WASHINGTON The Pentagon has pushed an increasing percentage of its troops to combat tours in Iraq and Afghanistan in the past two years, seeking to spread the burden on forces strained by multiple deployments, records show.
Through June, 57 percent of active-duty soldiers, Marines, airmen, sailors and Coast Guardsmen have served in or near Iraq and Afghanistan. That's up from 50 percent in August 2006.
The Army, which shoulders most of the combat, has shifted many soldiers to specialties needed for the fight. They include infantry, military police and intelligence. In 2006, 58 percent of active-duty soldiers had served combat tours. That compares with 68 percent in 2008. About 10 percent more are in initial training and will soon be eligible for a combat deployment, said Lt. Col. Anne Edgecomb, an Army spokeswoman. Soldiers who haven't served in Iraq or Afghanistan may have medical problems, or they have specialties such as foreign language skills useful in other parts of the world, she said.

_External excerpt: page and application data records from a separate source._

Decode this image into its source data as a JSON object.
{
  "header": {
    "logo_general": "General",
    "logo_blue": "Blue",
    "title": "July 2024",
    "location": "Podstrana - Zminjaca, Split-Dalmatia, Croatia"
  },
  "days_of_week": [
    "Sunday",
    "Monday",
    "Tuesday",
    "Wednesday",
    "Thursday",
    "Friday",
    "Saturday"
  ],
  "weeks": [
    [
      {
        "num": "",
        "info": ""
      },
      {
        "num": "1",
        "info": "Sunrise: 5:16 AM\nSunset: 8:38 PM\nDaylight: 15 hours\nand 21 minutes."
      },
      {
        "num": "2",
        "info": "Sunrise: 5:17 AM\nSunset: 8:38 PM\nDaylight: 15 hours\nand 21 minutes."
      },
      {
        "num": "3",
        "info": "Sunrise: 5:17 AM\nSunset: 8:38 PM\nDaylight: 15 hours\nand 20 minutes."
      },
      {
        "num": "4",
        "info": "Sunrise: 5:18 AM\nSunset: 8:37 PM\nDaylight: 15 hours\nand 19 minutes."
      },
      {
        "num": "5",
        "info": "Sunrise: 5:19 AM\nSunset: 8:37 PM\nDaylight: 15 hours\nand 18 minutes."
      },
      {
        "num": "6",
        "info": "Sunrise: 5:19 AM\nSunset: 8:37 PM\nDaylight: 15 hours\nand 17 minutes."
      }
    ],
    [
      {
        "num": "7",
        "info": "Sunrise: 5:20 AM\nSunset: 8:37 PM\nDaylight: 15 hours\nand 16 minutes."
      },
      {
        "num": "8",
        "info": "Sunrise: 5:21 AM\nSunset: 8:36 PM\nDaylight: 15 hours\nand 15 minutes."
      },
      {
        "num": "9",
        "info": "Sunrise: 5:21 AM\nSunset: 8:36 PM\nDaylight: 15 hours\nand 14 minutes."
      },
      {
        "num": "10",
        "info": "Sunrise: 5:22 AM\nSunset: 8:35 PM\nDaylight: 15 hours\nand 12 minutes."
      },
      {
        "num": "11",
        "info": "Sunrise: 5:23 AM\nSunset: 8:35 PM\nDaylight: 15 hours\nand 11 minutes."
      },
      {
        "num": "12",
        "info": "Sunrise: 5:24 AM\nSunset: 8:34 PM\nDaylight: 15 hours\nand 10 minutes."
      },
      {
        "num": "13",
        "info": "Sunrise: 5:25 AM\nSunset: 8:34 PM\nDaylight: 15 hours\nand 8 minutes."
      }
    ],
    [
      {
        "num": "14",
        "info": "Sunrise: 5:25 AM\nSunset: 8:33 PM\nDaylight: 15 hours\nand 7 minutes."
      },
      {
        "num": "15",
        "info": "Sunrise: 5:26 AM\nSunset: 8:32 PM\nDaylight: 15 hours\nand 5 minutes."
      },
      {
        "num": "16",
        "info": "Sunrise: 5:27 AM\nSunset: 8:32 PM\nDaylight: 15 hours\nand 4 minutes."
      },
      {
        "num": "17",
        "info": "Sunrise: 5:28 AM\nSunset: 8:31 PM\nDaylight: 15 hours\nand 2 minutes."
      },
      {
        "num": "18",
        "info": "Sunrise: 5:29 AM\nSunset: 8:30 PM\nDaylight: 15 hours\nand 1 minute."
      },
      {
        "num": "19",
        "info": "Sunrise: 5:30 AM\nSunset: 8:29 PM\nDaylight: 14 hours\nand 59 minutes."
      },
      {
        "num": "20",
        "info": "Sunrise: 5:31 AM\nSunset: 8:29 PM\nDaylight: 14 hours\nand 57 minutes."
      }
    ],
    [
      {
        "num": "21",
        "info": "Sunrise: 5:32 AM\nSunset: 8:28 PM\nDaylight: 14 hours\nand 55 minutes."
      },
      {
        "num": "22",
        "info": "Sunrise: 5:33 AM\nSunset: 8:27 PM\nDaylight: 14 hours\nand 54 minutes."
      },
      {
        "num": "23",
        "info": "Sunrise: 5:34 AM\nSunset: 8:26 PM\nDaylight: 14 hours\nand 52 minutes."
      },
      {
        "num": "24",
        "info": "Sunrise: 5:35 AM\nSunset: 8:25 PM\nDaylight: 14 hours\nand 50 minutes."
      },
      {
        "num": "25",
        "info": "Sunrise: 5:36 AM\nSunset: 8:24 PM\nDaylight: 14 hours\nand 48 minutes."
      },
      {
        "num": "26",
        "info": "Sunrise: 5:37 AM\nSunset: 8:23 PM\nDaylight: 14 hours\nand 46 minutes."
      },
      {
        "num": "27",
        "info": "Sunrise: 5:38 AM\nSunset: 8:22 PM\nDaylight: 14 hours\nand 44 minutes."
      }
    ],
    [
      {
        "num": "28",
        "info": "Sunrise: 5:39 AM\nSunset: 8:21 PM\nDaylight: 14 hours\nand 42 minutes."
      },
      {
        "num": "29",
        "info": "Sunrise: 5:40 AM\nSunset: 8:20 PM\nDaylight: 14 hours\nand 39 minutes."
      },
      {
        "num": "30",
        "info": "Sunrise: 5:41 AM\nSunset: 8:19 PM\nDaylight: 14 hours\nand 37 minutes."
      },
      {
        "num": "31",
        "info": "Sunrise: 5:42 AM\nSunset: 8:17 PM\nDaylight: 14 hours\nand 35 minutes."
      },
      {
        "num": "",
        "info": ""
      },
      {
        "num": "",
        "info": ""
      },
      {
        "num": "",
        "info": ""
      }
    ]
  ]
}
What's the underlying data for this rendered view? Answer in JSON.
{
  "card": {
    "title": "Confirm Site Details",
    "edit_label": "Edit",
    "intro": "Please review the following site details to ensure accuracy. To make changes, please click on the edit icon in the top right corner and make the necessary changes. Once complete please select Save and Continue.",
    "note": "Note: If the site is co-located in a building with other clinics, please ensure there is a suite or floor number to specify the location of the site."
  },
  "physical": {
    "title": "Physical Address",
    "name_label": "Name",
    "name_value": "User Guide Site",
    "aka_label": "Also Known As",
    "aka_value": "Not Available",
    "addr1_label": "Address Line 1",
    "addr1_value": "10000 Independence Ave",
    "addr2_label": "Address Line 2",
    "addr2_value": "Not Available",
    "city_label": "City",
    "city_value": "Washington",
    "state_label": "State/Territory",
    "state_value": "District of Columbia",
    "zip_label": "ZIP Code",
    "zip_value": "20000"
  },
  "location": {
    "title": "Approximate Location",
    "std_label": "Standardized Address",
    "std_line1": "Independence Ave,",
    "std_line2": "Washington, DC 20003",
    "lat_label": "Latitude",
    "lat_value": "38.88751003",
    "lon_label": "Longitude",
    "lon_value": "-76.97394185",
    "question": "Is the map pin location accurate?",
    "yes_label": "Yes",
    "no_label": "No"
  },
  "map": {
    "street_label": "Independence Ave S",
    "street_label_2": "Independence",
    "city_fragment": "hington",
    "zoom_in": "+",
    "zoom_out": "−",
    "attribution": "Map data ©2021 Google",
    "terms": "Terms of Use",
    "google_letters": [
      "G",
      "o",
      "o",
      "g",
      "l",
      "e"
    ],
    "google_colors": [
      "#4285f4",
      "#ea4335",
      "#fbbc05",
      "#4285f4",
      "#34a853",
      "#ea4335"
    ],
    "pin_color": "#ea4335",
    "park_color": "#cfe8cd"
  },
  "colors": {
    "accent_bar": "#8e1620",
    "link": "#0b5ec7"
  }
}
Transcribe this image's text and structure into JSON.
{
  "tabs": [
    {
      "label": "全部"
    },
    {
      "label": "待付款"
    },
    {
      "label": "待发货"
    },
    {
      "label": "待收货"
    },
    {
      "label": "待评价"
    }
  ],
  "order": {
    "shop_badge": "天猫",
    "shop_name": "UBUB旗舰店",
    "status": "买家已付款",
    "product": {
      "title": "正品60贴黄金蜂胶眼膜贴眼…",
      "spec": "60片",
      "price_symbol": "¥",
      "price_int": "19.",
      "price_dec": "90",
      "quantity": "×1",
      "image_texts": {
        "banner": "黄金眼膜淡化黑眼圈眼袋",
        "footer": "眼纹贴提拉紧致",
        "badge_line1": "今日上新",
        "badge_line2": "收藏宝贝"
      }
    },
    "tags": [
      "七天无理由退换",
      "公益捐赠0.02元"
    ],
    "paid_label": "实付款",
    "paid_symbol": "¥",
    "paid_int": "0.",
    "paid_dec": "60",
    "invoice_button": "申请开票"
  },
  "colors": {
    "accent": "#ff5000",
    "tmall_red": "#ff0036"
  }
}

The percentage of soldiers who have served multiple deployments has jumped as well. Today, 31 percent of soldiers have been to war zones more than once. That compares with 20 percent in 2006. The number of soldiers with more than five tours has increased to 2,358 in 2008 compared with 961 in 2006.
Top officials, including Adm. Michael Mullen, the chairman of the Joint Chiefs of Staff, have expressed concerns about the stress of multiple tours on troops and their families.
In June, Mullen told soldiers at Fort Stewart in Georgia that he worried they'd leave once their obligations had expired. "We can't afford to lose you," he said. "There's a finite amount of gas left in this tank. And in my view we've used at least half the tank."
The Army recently reduced its standard combat deployments from 15 months to 12. Marine tours generally last seven months. Air Force tours are usually four or six months.
"Some of our soldiers have deployed more frequently than others because of their unique skills and the high demand for those skills in Afghanistan and Iraq," Edgecomb said. "But in a relatively short amount of time, we've made progress in adjusting the structure of our force to better meet current operational needs, which means more troops share the burden of deployment."
The effect of multiple tours depends "on how hot the conflict is," said James Martin, a retired Army colonel and expert on military culture at Bryn Mawr College in Pennsylvania.
Martin said commanders should carefully monitor soldiers and Marines who face the most stressful combat assignments, calling them "canaries in the coal mine." He added, "Those who are most exposed and in the most challenging spots are at greater risk for post-traumatic stress," he said.